Marewa Glover, an associate professor from Massey University, says their claims are putting people off from using them, but the electronic cigarettes do actually help many people stop smoking.
The importation and sale of nicotine to use in the e-cigarettes, which are also know as vapourisers, is banned in Aotearoa and can only be purchased online from overseas.
Professor Glover said millions of people in Germany, the United Kingdom and the United States have switched to vaping.
"This is a consumer-driven movement, they (users) are finding the product on their own without government or public health support, without support from health professionals in the main and they have found that these products work and they are turning and helping each other.
"I think it is a travesty that our health professionals are not allowed to or don't have accurate information themselves so don't feel confident to support our smokers to quit using the new personal vapourising (devices)."
Professor Glover is calling for official recognition of the vapourisers as a way to help Māori quit smoking.
She said Maori are being disadvantaged because the nicotine product used in the vapourisers can only be purchased online from overseas.
"So you need a credit facility to buy on-line and access to a computer and IT savvy to search and find information, so straight away that advantages people with access to computers, so there are a whole lot of people who aren't going to get that."

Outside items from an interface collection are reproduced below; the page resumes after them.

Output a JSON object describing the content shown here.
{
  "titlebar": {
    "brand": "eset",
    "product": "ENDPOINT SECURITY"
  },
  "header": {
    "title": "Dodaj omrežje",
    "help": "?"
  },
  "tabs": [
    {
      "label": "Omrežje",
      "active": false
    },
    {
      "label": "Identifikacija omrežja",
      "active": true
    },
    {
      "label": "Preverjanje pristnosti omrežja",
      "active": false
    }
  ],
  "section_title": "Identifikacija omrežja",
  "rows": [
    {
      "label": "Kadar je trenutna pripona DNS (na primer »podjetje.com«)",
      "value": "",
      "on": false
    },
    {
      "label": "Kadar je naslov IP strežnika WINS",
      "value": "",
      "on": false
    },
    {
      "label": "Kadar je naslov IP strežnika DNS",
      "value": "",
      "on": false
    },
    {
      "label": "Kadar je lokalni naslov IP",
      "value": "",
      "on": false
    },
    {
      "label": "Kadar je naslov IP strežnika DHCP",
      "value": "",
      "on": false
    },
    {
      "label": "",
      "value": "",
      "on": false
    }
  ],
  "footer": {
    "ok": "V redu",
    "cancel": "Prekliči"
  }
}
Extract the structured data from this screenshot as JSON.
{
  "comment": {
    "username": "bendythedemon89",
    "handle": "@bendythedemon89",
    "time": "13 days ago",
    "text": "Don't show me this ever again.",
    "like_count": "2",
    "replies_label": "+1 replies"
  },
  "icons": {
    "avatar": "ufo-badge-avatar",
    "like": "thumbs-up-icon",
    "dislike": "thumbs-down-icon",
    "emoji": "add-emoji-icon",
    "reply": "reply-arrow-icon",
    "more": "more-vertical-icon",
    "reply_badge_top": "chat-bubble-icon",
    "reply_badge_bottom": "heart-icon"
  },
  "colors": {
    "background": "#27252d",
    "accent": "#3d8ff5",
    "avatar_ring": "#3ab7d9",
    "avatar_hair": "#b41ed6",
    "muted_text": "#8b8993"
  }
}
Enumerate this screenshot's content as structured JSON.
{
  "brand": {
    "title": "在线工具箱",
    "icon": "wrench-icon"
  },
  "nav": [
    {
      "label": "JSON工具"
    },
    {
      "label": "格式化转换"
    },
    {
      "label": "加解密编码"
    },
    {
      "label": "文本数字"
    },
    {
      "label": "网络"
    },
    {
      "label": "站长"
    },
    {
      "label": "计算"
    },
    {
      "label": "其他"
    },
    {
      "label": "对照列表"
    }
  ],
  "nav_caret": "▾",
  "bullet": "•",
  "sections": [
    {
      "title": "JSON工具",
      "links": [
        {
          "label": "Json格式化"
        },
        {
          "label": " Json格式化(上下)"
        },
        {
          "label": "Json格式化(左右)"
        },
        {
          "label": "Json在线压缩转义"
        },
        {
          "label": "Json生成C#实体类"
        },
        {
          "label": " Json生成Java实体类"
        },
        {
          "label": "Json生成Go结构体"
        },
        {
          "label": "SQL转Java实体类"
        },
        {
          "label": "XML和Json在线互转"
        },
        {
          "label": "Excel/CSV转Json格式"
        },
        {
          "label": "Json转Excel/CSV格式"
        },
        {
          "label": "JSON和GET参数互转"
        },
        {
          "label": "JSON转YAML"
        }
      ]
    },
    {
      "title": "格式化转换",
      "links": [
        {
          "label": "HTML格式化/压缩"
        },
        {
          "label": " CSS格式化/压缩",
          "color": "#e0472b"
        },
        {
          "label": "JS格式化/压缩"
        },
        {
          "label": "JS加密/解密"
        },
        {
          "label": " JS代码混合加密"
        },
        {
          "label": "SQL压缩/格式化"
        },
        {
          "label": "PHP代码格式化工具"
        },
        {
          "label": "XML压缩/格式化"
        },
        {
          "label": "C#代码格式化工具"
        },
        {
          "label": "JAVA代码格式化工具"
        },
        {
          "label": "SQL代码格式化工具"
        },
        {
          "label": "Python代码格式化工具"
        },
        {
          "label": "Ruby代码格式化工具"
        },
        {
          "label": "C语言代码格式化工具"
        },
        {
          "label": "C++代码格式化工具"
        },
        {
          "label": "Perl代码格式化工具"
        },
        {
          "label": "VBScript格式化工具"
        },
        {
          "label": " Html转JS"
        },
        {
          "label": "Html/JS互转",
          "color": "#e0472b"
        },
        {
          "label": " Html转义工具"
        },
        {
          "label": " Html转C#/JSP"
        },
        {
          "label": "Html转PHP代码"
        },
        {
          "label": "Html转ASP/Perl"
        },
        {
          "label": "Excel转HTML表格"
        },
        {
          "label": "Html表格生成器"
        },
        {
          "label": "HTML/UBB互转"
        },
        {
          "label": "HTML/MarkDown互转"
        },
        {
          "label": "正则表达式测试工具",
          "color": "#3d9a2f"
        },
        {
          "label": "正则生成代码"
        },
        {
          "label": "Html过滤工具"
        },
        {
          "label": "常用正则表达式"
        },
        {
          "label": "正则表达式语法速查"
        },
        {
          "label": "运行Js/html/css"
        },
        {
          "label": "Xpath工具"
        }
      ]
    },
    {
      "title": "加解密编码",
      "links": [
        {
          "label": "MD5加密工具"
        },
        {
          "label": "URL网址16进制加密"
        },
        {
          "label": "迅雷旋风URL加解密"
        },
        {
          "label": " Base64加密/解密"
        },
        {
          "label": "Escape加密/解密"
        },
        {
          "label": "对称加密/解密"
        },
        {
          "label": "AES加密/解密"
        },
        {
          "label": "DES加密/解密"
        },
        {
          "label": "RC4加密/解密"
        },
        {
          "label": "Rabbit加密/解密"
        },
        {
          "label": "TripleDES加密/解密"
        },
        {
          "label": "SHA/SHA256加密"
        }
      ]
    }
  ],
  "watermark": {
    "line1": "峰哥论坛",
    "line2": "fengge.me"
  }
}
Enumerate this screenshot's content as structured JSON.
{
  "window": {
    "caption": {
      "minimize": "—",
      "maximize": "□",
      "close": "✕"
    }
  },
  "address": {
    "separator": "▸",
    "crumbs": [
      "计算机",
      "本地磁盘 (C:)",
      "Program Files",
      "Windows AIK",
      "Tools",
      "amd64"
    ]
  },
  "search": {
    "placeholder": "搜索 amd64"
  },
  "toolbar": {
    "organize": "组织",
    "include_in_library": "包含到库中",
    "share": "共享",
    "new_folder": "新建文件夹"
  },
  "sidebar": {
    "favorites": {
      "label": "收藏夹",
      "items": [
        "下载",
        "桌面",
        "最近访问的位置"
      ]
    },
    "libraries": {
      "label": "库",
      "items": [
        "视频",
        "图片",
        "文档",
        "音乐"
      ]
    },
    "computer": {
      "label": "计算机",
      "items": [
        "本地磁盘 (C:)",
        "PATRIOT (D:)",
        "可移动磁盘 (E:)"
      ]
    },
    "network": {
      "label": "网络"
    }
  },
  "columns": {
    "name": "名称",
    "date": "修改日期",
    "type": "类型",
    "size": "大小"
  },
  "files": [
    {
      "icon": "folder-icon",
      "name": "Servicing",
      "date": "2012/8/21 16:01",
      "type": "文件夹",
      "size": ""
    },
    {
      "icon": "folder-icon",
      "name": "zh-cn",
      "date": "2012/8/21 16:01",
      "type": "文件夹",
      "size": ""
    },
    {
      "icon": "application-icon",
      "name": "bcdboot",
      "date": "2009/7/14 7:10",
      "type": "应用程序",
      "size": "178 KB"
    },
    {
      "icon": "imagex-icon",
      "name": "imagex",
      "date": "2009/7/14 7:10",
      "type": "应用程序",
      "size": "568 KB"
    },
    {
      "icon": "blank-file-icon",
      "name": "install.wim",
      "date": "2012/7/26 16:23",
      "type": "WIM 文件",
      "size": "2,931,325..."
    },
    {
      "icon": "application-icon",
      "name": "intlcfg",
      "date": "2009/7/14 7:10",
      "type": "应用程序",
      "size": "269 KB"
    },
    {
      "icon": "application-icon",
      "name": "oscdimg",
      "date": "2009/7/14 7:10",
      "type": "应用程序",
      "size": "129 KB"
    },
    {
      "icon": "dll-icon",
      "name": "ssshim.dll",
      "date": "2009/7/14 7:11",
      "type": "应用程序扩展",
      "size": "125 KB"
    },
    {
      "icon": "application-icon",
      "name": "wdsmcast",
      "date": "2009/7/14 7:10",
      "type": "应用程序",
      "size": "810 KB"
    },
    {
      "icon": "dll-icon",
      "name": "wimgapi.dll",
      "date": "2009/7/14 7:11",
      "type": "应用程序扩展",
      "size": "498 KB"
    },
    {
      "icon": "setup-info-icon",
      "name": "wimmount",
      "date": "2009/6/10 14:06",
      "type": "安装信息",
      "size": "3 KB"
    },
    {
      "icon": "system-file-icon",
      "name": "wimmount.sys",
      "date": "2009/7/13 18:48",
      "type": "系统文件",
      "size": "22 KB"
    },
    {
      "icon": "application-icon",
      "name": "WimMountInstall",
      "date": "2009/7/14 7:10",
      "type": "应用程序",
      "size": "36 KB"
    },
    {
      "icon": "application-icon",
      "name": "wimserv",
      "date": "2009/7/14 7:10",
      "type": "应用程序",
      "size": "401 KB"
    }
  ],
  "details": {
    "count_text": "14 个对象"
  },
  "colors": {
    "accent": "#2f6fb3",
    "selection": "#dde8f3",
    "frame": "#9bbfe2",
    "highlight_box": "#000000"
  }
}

Professor Glover said moves overseas to ban the vapourisers are short-sighted and draconian.